▸ **Data supplied**:
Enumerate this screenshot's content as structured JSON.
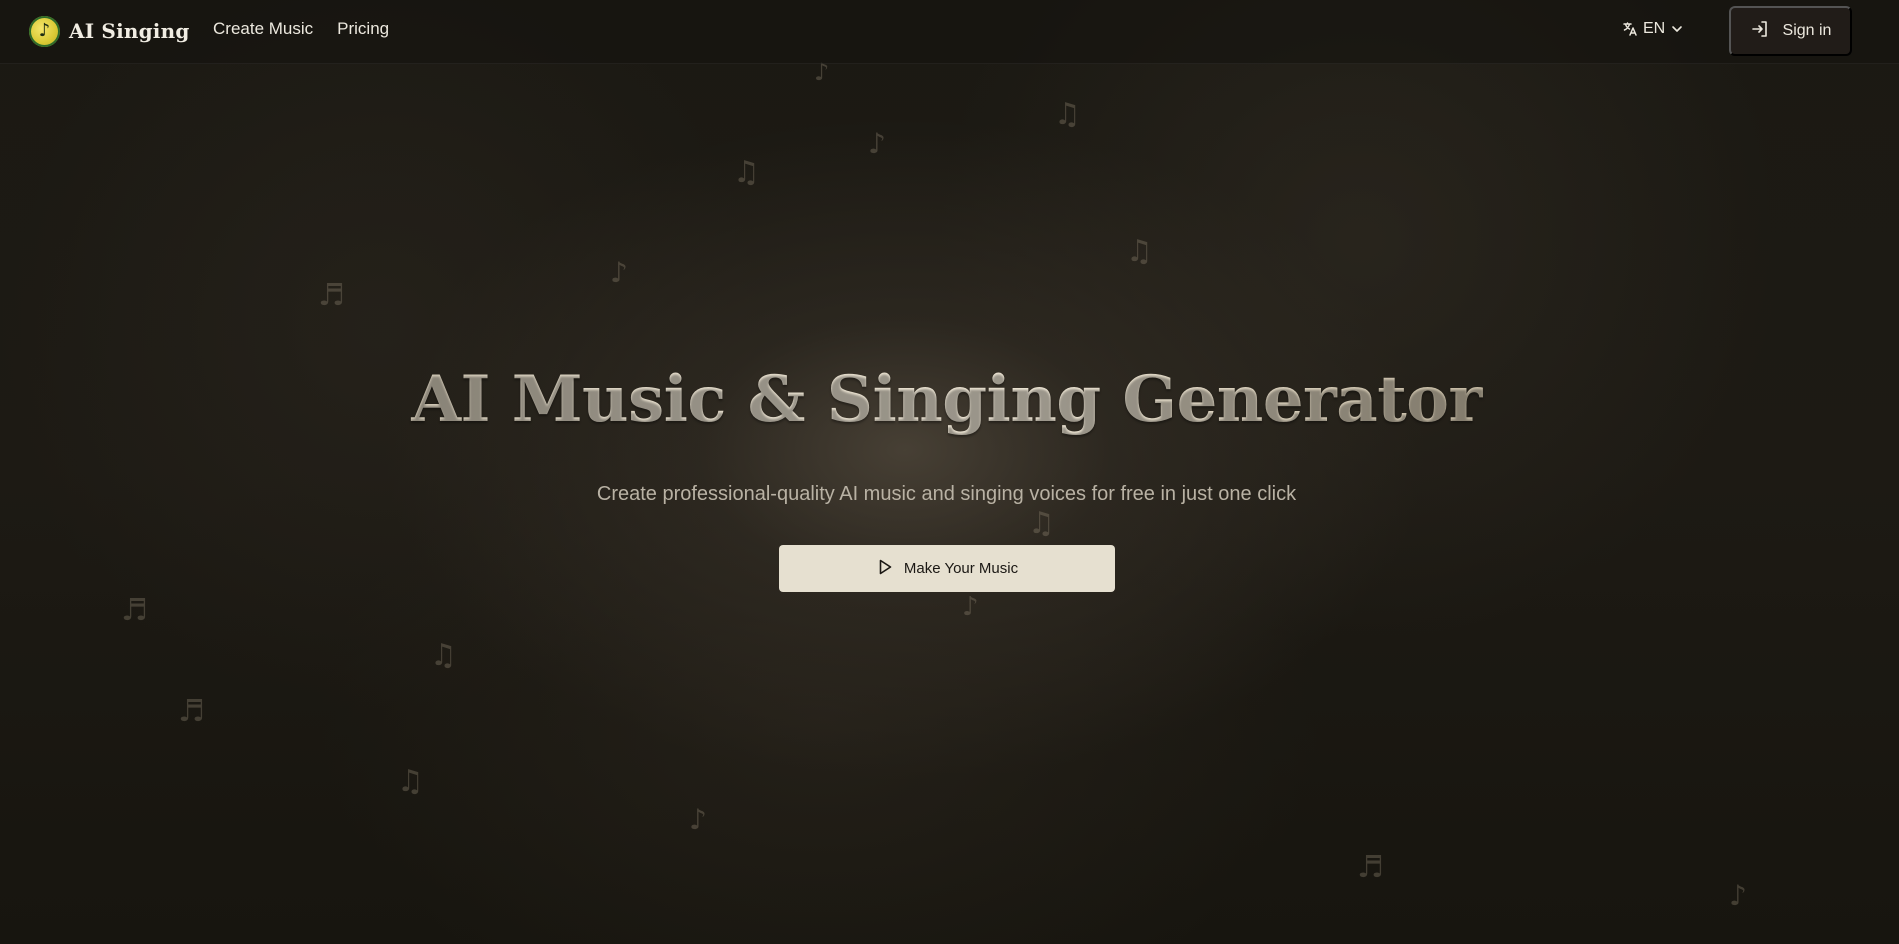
{
  "brand": {
    "name": "AI Singing",
    "logo_icon": "music-note-icon",
    "logo_color": "#e6d84a"
  },
  "nav": {
    "items": [
      {
        "label": "Create Music"
      },
      {
        "label": "Pricing"
      }
    ]
  },
  "language": {
    "icon": "translate-icon",
    "value": "EN",
    "chevron": "chevron-down-icon"
  },
  "auth": {
    "signin_label": "Sign in",
    "signin_icon": "sign-in-icon"
  },
  "hero": {
    "title": "AI Music & Singing Generator",
    "subtitle": "Create professional-quality AI music and singing voices for free in just one click",
    "cta_label": "Make Your Music",
    "cta_icon": "play-icon"
  },
  "theme": {
    "background": "#1b1913",
    "cta_background": "#e6e0d0",
    "text": "#ece8de"
  },
  "decorations": {
    "note_glyphs": [
      "♪",
      "♫",
      "♬"
    ]
  }
}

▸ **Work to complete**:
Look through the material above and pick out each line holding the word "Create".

▸ **Answer box**:
        "label": "Create Music"
    "subtitle": "Create professional-quality AI music and singing voices for free in just one click",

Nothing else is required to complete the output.